TASK
Leave the pictures out. Return all other data exactly.

*** RECORDS PROVIDED Section Begins ***

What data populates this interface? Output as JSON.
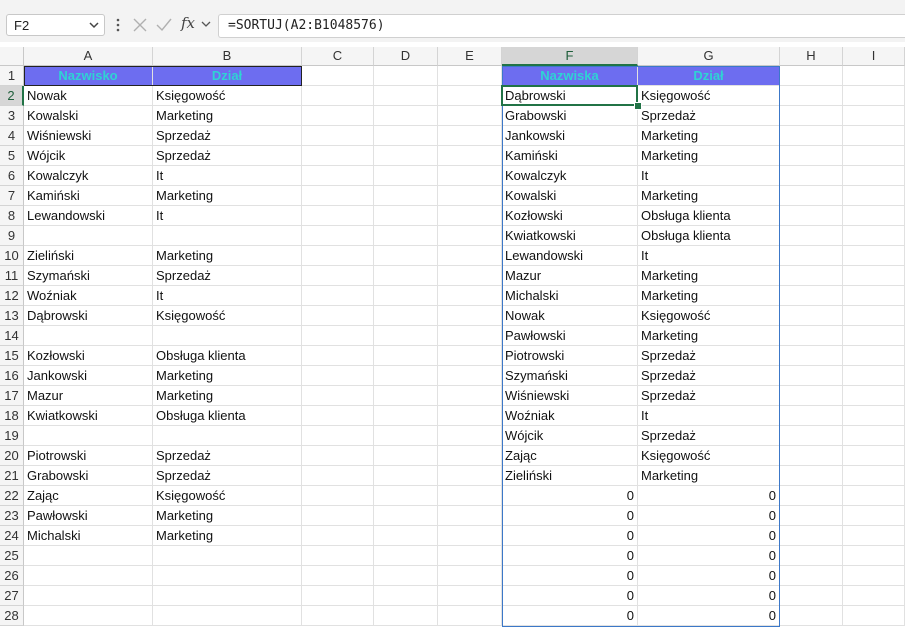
{
  "formula_bar": {
    "name_box": "F2",
    "fx_label": "fx",
    "formula": "=SORTUJ(A2:B1048576)"
  },
  "columns": [
    "A",
    "B",
    "C",
    "D",
    "E",
    "F",
    "G",
    "H",
    "I"
  ],
  "selected_column": "F",
  "selected_row": 2,
  "rows": [
    "1",
    "2",
    "3",
    "4",
    "5",
    "6",
    "7",
    "8",
    "9",
    "10",
    "11",
    "12",
    "13",
    "14",
    "15",
    "16",
    "17",
    "18",
    "19",
    "20",
    "21",
    "22",
    "23",
    "24",
    "25",
    "26",
    "27",
    "28"
  ],
  "headers": {
    "A1": "Nazwisko",
    "B1": "Dział",
    "F1": "Nazwiska",
    "G1": "Dział"
  },
  "source_table": [
    [
      "Nowak",
      "Księgowość"
    ],
    [
      "Kowalski",
      "Marketing"
    ],
    [
      "Wiśniewski",
      "Sprzedaż"
    ],
    [
      "Wójcik",
      "Sprzedaż"
    ],
    [
      "Kowalczyk",
      "It"
    ],
    [
      "Kamiński",
      "Marketing"
    ],
    [
      "Lewandowski",
      "It"
    ],
    [
      "",
      ""
    ],
    [
      "Zieliński",
      "Marketing"
    ],
    [
      "Szymański",
      "Sprzedaż"
    ],
    [
      "Woźniak",
      "It"
    ],
    [
      "Dąbrowski",
      "Księgowość"
    ],
    [
      "",
      ""
    ],
    [
      "Kozłowski",
      "Obsługa klienta"
    ],
    [
      "Jankowski",
      "Marketing"
    ],
    [
      "Mazur",
      "Marketing"
    ],
    [
      "Kwiatkowski",
      "Obsługa klienta"
    ],
    [
      "",
      ""
    ],
    [
      "Piotrowski",
      "Sprzedaż"
    ],
    [
      "Grabowski",
      "Sprzedaż"
    ],
    [
      "Zając",
      "Księgowość"
    ],
    [
      "Pawłowski",
      "Marketing"
    ],
    [
      "Michalski",
      "Marketing"
    ]
  ],
  "sorted_table": [
    [
      "Dąbrowski",
      "Księgowość"
    ],
    [
      "Grabowski",
      "Sprzedaż"
    ],
    [
      "Jankowski",
      "Marketing"
    ],
    [
      "Kamiński",
      "Marketing"
    ],
    [
      "Kowalczyk",
      "It"
    ],
    [
      "Kowalski",
      "Marketing"
    ],
    [
      "Kozłowski",
      "Obsługa klienta"
    ],
    [
      "Kwiatkowski",
      "Obsługa klienta"
    ],
    [
      "Lewandowski",
      "It"
    ],
    [
      "Mazur",
      "Marketing"
    ],
    [
      "Michalski",
      "Marketing"
    ],
    [
      "Nowak",
      "Księgowość"
    ],
    [
      "Pawłowski",
      "Marketing"
    ],
    [
      "Piotrowski",
      "Sprzedaż"
    ],
    [
      "Szymański",
      "Sprzedaż"
    ],
    [
      "Wiśniewski",
      "Sprzedaż"
    ],
    [
      "Woźniak",
      "It"
    ],
    [
      "Wójcik",
      "Sprzedaż"
    ],
    [
      "Zając",
      "Księgowość"
    ],
    [
      "Zieliński",
      "Marketing"
    ]
  ],
  "zero_value": "0",
  "colors": {
    "header_fill": "#6d6df0",
    "header_text": "#2fd3d3",
    "active_border": "#217346",
    "spill_border": "#3c78c8"
  },
  "icons": {
    "name_box_dropdown": "chevron-down-icon",
    "more": "vertical-dots-icon",
    "cancel": "cancel-x-icon",
    "enter": "checkmark-icon",
    "insert_function": "fx-icon",
    "expand": "chevron-down-icon"
  }
}
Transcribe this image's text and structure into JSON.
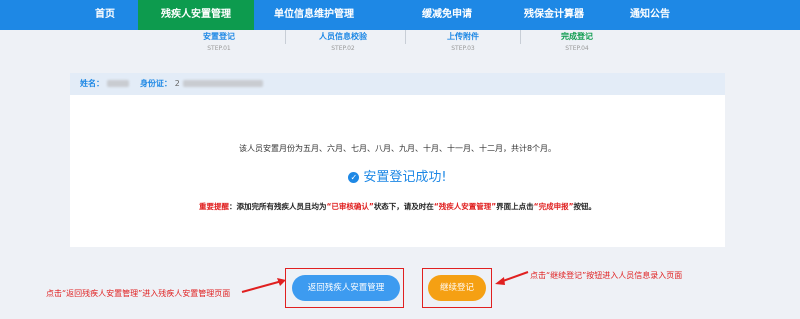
{
  "nav": {
    "items": [
      {
        "label": "首页",
        "active": false
      },
      {
        "label": "残疾人安置管理",
        "active": true
      },
      {
        "label": "单位信息维护管理",
        "active": false
      },
      {
        "label": "缓减免申请",
        "active": false
      },
      {
        "label": "残保金计算器",
        "active": false
      },
      {
        "label": "通知公告",
        "active": false
      }
    ]
  },
  "steps": [
    {
      "title": "安置登记",
      "sub": "STEP.01"
    },
    {
      "title": "人员信息校验",
      "sub": "STEP.02"
    },
    {
      "title": "上传附件",
      "sub": "STEP.03"
    },
    {
      "title": "完成登记",
      "sub": "STEP.04"
    }
  ],
  "info": {
    "name_label": "姓名：",
    "id_label": "身份证：",
    "id_prefix": "2"
  },
  "card": {
    "months_text": "该人员安置月份为五月、六月、七月、八月、九月、十月、十一月、十二月，共计8个月。",
    "success_text": "安置登记成功!",
    "reminder": {
      "label": "重要提醒",
      "p1": "：添加完所有残疾人员且均为",
      "q1": "“已审核确认”",
      "p2": "状态下，请及时在",
      "q2": "“残疾人安置管理”",
      "p3": "界面上点击",
      "q3": "“完成申报”",
      "p4": "按钮。"
    }
  },
  "buttons": {
    "back_label": "返回残疾人安置管理",
    "continue_label": "继续登记"
  },
  "annotations": {
    "left": "点击“返回残疾人安置管理”进入残疾人安置管理页面",
    "right": "点击“继续登记”按钮进入人员信息录入页面"
  },
  "colors": {
    "nav_bg": "#1e88e5",
    "nav_active": "#0d9b4e",
    "accent": "#1e88e5",
    "warning": "#e02020",
    "continue_btn": "#f5a013"
  }
}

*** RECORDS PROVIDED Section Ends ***

RESPONSE TO THE EXERCISE
What data populates this interface? Output as JSON.
{
  "formula_bar": {
    "name_box": "F2",
    "fx_label": "fx",
    "formula": "=SORTUJ(A2:B1048576)"
  },
  "columns": [
    "A",
    "B",
    "C",
    "D",
    "E",
    "F",
    "G",
    "H",
    "I"
  ],
  "selected_column": "F",
  "selected_row": 2,
  "rows": [
    "1",
    "2",
    "3",
    "4",
    "5",
    "6",
    "7",
    "8",
    "9",
    "10",
    "11",
    "12",
    "13",
    "14",
    "15",
    "16",
    "17",
    "18",
    "19",
    "20",
    "21",
    "22",
    "23",
    "24",
    "25",
    "26",
    "27",
    "28"
  ],
  "headers": {
    "A1": "Nazwisko",
    "B1": "Dział",
    "F1": "Nazwiska",
    "G1": "Dział"
  },
  "source_table": [
    [
      "Nowak",
      "Księgowość"
    ],
    [
      "Kowalski",
      "Marketing"
    ],
    [
      "Wiśniewski",
      "Sprzedaż"
    ],
    [
      "Wójcik",
      "Sprzedaż"
    ],
    [
      "Kowalczyk",
      "It"
    ],
    [
      "Kamiński",
      "Marketing"
    ],
    [
      "Lewandowski",
      "It"
    ],
    [
      "",
      ""
    ],
    [
      "Zieliński",
      "Marketing"
    ],
    [
      "Szymański",
      "Sprzedaż"
    ],
    [
      "Woźniak",
      "It"
    ],
    [
      "Dąbrowski",
      "Księgowość"
    ],
    [
      "",
      ""
    ],
    [
      "Kozłowski",
      "Obsługa klienta"
    ],
    [
      "Jankowski",
      "Marketing"
    ],
    [
      "Mazur",
      "Marketing"
    ],
    [
      "Kwiatkowski",
      "Obsługa klienta"
    ],
    [
      "",
      ""
    ],
    [
      "Piotrowski",
      "Sprzedaż"
    ],
    [
      "Grabowski",
      "Sprzedaż"
    ],
    [
      "Zając",
      "Księgowość"
    ],
    [
      "Pawłowski",
      "Marketing"
    ],
    [
      "Michalski",
      "Marketing"
    ]
  ],
  "sorted_table": [
    [
      "Dąbrowski",
      "Księgowość"
    ],
    [
      "Grabowski",
      "Sprzedaż"
    ],
    [
      "Jankowski",
      "Marketing"
    ],
    [
      "Kamiński",
      "Marketing"
    ],
    [
      "Kowalczyk",
      "It"
    ],
    [
      "Kowalski",
      "Marketing"
    ],
    [
      "Kozłowski",
      "Obsługa klienta"
    ],
    [
      "Kwiatkowski",
      "Obsługa klienta"
    ],
    [
      "Lewandowski",
      "It"
    ],
    [
      "Mazur",
      "Marketing"
    ],
    [
      "Michalski",
      "Marketing"
    ],
    [
      "Nowak",
      "Księgowość"
    ],
    [
      "Pawłowski",
      "Marketing"
    ],
    [
      "Piotrowski",
      "Sprzedaż"
    ],
    [
      "Szymański",
      "Sprzedaż"
    ],
    [
      "Wiśniewski",
      "Sprzedaż"
    ],
    [
      "Woźniak",
      "It"
    ],
    [
      "Wójcik",
      "Sprzedaż"
    ],
    [
      "Zając",
      "Księgowość"
    ],
    [
      "Zieliński",
      "Marketing"
    ]
  ],
  "zero_value": "0",
  "colors": {
    "header_fill": "#6d6df0",
    "header_text": "#2fd3d3",
    "active_border": "#217346",
    "spill_border": "#3c78c8"
  },
  "icons": {
    "name_box_dropdown": "chevron-down-icon",
    "more": "vertical-dots-icon",
    "cancel": "cancel-x-icon",
    "enter": "checkmark-icon",
    "insert_function": "fx-icon",
    "expand": "chevron-down-icon"
  }
}
Transcribe this image's text and structure into JSON.
{
  "nav": {
    "items": [
      {
        "label": "首页",
        "active": false
      },
      {
        "label": "残疾人安置管理",
        "active": true
      },
      {
        "label": "单位信息维护管理",
        "active": false
      },
      {
        "label": "缓减免申请",
        "active": false
      },
      {
        "label": "残保金计算器",
        "active": false
      },
      {
        "label": "通知公告",
        "active": false
      }
    ]
  },
  "steps": [
    {
      "title": "安置登记",
      "sub": "STEP.01"
    },
    {
      "title": "人员信息校验",
      "sub": "STEP.02"
    },
    {
      "title": "上传附件",
      "sub": "STEP.03"
    },
    {
      "title": "完成登记",
      "sub": "STEP.04"
    }
  ],
  "info": {
    "name_label": "姓名：",
    "id_label": "身份证：",
    "id_prefix": "2"
  },
  "card": {
    "months_text": "该人员安置月份为五月、六月、七月、八月、九月、十月、十一月、十二月，共计8个月。",
    "success_text": "安置登记成功!",
    "reminder": {
      "label": "重要提醒",
      "p1": "：添加完所有残疾人员且均为",
      "q1": "“已审核确认”",
      "p2": "状态下，请及时在",
      "q2": "“残疾人安置管理”",
      "p3": "界面上点击",
      "q3": "“完成申报”",
      "p4": "按钮。"
    }
  },
  "buttons": {
    "back_label": "返回残疾人安置管理",
    "continue_label": "继续登记"
  },
  "annotations": {
    "left": "点击“返回残疾人安置管理”进入残疾人安置管理页面",
    "right": "点击“继续登记”按钮进入人员信息录入页面"
  },
  "colors": {
    "nav_bg": "#1e88e5",
    "nav_active": "#0d9b4e",
    "accent": "#1e88e5",
    "warning": "#e02020",
    "continue_btn": "#f5a013"
  }
}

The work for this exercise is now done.